In Volume Four, Ruby, Jaune, Nora, and Ren rally themselves and travel to Haven, hoping to right some of the wrongs that tore their world to shreds. From remnants of two broken teams, they form a new team called RNJR—with Ruby as the leader. Jaune once again finds himself overshadowed by Ruby, playing a supporting role to her heroism. Although Jaune’s contributions during the journey are invaluable, he feels inadequate next to his better-trained friends and struggles to find his place as a Huntsman.

Then, in Volume Five, Jaune finally has a chance to confront Cinder, Pyrrha’s murderer. “I’m gonna make you pay for what you did; do you hear me?” he shouts at her, to which she responds, “Who are you again?” Her apathy revives Jaune’s fears of inadequacy, along with his memories of Pyrrha’s death.

Anguished, Jaune charges Cinder, sword drawn, but she uses her powers as the Fall Maiden to beat him easily. In the past, his failure to triumph as the hero would have bothered him. But this time, he looks around at his friends, all fighting for their lives, and tells Cinder, “If I die buying them time, then it’s worth it. They’re the ones that matter.” Realizing how much Jaune values his friends, Cinder attacks Weiss instead and leaves her for dead.

Horrified, Jaune runs to Weiss, desperate to avoid losing another friend. And that’s when his semblance finally manifests: Jaune can enhance someone else’s aura with his own, boosting their ability to protect and heal themselves. He uses this ability to save Weiss’s life and, once she’s healed, she rejoins the fight and helps turn the tide in their favour.

Jaune’s greatest strength is the ability to strengthen his friends.

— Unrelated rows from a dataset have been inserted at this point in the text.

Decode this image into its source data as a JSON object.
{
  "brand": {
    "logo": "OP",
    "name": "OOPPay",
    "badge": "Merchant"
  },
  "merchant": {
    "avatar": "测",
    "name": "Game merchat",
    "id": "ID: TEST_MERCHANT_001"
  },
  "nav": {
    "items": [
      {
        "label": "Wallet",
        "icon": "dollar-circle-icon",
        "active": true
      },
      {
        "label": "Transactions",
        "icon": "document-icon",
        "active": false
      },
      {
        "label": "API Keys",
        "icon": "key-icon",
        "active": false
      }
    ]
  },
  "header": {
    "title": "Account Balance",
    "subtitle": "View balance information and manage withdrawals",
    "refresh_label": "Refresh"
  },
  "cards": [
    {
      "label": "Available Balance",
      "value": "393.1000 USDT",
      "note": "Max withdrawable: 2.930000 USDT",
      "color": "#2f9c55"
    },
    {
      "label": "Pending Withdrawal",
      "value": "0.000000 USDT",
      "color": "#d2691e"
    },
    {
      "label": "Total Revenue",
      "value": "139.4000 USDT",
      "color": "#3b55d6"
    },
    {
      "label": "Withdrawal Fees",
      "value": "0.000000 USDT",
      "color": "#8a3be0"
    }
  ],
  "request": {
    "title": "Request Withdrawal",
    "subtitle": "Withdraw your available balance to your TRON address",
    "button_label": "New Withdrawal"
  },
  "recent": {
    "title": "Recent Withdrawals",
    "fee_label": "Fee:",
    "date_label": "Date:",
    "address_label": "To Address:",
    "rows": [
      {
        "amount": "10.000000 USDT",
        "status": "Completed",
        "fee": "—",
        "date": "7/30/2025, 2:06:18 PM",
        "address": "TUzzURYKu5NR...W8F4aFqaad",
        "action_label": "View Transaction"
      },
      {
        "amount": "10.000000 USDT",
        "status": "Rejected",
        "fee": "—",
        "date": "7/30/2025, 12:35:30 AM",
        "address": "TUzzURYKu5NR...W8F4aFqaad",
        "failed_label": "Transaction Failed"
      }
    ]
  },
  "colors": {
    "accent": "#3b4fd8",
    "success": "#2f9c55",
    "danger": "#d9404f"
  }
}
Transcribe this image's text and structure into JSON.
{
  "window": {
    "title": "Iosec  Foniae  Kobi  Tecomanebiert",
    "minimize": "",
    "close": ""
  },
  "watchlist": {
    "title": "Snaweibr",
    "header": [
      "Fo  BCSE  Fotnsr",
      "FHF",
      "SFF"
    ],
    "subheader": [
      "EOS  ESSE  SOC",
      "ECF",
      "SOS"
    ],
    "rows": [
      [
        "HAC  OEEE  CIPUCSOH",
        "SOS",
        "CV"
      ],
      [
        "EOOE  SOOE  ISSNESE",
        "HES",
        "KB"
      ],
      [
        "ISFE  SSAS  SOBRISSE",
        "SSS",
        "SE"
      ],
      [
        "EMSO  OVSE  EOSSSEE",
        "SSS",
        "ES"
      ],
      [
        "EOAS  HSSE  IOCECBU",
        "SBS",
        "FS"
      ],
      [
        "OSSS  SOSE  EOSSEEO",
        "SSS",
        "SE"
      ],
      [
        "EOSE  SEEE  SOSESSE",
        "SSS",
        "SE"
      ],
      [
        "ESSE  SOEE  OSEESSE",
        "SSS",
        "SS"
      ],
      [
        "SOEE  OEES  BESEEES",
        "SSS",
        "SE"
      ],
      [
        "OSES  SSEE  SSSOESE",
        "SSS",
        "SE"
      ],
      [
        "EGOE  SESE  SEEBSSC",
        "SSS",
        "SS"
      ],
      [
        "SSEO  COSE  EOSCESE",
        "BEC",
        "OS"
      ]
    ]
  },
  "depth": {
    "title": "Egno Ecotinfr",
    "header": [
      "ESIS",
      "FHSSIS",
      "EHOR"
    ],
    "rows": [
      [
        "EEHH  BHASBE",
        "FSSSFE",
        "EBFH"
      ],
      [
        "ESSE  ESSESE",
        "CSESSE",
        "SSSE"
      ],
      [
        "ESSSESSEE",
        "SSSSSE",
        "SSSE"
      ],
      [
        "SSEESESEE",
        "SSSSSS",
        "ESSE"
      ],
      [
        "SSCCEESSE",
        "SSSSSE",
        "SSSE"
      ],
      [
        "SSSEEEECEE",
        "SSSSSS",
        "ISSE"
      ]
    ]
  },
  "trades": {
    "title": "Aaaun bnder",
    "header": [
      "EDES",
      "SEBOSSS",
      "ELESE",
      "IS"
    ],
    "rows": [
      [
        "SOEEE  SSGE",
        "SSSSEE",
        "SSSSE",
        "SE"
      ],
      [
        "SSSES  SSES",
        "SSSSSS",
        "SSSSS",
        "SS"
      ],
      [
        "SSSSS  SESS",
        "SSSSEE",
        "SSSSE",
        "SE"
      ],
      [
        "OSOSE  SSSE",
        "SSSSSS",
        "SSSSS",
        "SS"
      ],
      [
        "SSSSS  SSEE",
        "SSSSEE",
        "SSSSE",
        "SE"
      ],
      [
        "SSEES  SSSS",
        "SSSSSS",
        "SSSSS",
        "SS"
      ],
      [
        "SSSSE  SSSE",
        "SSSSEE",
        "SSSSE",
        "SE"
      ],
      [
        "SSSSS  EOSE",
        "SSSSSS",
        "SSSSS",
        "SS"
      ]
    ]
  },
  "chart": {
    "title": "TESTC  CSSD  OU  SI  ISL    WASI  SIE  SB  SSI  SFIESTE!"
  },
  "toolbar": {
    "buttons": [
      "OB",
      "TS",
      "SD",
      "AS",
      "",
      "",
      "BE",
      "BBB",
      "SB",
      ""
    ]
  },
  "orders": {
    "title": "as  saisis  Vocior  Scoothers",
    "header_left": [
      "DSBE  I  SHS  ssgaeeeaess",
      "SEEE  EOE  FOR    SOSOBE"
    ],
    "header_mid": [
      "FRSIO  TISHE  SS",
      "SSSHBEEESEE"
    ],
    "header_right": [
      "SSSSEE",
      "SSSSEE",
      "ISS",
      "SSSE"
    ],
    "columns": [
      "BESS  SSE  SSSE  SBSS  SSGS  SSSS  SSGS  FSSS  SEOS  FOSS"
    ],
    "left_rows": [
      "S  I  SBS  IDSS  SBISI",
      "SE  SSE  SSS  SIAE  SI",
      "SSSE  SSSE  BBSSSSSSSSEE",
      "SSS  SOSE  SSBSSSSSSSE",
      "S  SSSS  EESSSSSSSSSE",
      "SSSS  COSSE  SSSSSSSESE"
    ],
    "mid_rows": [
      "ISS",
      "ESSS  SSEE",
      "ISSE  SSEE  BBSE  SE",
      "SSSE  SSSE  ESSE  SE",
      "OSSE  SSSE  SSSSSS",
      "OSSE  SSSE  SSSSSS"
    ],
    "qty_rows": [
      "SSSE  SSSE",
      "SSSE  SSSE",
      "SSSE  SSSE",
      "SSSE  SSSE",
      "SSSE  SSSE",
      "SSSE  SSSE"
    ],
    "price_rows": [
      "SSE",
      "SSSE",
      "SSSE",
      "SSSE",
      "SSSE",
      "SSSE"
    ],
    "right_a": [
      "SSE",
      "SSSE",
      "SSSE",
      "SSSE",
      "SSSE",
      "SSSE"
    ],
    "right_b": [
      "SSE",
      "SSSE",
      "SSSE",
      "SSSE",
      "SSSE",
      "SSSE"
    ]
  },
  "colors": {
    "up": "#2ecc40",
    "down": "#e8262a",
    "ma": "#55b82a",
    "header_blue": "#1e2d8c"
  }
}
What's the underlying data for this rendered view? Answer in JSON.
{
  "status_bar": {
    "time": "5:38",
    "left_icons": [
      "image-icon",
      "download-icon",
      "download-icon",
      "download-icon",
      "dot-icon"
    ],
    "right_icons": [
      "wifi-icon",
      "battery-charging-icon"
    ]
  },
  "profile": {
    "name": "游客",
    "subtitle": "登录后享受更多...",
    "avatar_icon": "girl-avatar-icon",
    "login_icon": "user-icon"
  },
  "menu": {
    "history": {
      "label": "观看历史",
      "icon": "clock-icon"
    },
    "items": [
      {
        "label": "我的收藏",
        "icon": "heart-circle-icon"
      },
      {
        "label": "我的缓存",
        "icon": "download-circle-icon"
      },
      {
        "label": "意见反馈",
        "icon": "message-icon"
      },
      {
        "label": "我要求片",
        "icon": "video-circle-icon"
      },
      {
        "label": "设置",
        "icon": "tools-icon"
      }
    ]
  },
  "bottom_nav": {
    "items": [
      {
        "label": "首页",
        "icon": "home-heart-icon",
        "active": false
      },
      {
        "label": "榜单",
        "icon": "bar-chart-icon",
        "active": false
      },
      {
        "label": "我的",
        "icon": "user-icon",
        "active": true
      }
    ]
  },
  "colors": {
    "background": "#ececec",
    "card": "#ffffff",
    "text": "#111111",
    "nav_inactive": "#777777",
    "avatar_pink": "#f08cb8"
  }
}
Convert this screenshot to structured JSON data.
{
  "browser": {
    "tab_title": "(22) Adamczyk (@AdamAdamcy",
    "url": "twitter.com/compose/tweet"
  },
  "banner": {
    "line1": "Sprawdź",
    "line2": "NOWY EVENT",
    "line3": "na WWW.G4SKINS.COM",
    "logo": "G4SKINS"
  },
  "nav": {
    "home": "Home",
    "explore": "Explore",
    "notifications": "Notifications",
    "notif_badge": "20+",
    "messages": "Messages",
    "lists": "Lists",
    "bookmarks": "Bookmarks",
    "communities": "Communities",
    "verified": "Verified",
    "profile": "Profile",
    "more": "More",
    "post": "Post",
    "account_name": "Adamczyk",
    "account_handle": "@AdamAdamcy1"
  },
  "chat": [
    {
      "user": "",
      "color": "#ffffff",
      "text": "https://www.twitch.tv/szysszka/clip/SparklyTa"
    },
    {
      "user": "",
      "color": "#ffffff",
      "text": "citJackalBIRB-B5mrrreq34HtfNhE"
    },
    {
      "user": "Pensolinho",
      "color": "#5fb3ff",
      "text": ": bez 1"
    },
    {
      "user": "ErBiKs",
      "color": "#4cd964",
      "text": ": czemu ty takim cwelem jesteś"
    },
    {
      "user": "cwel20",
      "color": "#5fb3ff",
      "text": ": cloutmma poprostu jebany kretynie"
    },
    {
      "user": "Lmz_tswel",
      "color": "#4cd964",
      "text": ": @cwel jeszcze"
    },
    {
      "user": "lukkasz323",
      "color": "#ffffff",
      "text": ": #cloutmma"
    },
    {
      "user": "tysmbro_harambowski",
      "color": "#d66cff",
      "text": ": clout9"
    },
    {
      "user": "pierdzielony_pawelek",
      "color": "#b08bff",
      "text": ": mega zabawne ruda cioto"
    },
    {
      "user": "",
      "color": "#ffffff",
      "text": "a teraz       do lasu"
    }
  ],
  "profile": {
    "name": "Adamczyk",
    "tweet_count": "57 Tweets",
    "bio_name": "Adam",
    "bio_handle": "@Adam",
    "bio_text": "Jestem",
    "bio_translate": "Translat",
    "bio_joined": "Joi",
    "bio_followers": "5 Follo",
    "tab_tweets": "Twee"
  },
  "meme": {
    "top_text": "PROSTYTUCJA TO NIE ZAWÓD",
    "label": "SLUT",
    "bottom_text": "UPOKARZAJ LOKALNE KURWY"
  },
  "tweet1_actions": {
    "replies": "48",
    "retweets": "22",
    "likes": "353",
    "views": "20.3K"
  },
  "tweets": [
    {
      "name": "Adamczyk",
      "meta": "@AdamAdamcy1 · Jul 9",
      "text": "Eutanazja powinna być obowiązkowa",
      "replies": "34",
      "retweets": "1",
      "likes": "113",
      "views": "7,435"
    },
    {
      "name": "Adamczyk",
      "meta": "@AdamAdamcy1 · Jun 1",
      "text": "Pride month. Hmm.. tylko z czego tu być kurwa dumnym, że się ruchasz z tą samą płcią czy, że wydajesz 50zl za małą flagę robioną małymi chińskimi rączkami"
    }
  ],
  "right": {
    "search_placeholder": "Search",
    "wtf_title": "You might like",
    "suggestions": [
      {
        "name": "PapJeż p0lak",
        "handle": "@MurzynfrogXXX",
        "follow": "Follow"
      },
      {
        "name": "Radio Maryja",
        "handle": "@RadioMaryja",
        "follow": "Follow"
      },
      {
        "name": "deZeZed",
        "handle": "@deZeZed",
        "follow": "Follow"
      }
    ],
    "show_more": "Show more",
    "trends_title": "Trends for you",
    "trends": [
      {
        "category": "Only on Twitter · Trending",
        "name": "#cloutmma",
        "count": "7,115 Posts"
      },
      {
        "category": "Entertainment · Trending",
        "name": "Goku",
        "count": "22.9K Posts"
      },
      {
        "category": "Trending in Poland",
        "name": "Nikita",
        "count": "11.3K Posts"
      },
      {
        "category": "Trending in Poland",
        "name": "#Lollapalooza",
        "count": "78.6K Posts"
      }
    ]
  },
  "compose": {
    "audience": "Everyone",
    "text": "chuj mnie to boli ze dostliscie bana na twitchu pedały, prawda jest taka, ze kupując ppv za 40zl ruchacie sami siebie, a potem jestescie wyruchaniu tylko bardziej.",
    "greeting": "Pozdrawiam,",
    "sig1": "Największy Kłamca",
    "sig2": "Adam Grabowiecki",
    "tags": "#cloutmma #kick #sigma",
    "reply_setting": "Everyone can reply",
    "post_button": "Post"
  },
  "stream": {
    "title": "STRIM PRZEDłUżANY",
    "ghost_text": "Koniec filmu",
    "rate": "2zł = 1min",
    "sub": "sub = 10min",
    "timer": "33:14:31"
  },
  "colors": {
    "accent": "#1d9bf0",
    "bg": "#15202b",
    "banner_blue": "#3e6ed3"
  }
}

When Jaune discovers his semblance, it’s like something finally clicks. In the midst of the battle raging around them, he’s at peace because he’s finally found his place: at the side of a friend who needs him. He’s always played a supporting role, not because he’s second-best, but because that’s where he belongs. His greatest strength is the ability to strengthen his friends.

Like Jaune, I often get caught up in my desire to be the hero. I compare myself to the people in my life and get frustrated by the ways I fall short. When I focus on myself, I lose sight of the opportunities to support the people around me. But, just as Jaune has a special role in team JNPR and team RNJR, the role I play in the lives of my family, friends, and even strangers is unique, something no one else can replace. I may not get to be the conventional hero of the story. But I can be a hero to the people around me by supporting them and helping them to be the best versions of themselves.

Throughout the seasons of RWBY, Jaune thinks of his semblance as the missing piece that will make him a heroic Huntsman. But when it finally appears, his semblance isn’t a special weapon to make him the best hero of them all. It’s a tool to amplify the best in other people by giving of himself. And that capacity for sacrificial love is what has made Jaune a hero all along.

Caitlin Eha

Caitlin Eha

Staff Writer at Area of Effect magazine
A published writer and aspiring novelist, Caitlin can usually be found with her head in the clouds and her heart in a faraway land. When she isn’t devouring a new favourite book or feverishly writing one of her own, she enjoys archery, cosplaying, jewelry making, and time with her Lord.
Caitlin Eha